# Work required
How many lines below include the word "icon"? State that number and nothing else.

[Collection entries]
* * * *
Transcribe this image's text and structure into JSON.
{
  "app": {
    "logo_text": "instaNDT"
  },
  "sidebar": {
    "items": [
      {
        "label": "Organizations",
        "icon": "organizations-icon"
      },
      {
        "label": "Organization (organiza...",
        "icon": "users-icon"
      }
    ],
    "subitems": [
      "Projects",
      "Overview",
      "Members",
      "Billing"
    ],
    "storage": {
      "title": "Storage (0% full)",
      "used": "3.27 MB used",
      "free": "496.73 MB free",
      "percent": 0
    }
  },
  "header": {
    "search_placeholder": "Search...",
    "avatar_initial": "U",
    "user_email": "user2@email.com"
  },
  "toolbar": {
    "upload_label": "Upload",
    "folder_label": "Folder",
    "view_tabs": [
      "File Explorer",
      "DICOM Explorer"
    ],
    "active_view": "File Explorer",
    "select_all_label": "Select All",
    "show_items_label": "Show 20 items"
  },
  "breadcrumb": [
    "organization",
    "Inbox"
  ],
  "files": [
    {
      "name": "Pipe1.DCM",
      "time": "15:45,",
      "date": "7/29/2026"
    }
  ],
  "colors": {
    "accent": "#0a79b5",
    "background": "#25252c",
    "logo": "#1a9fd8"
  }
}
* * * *
# Answer section
2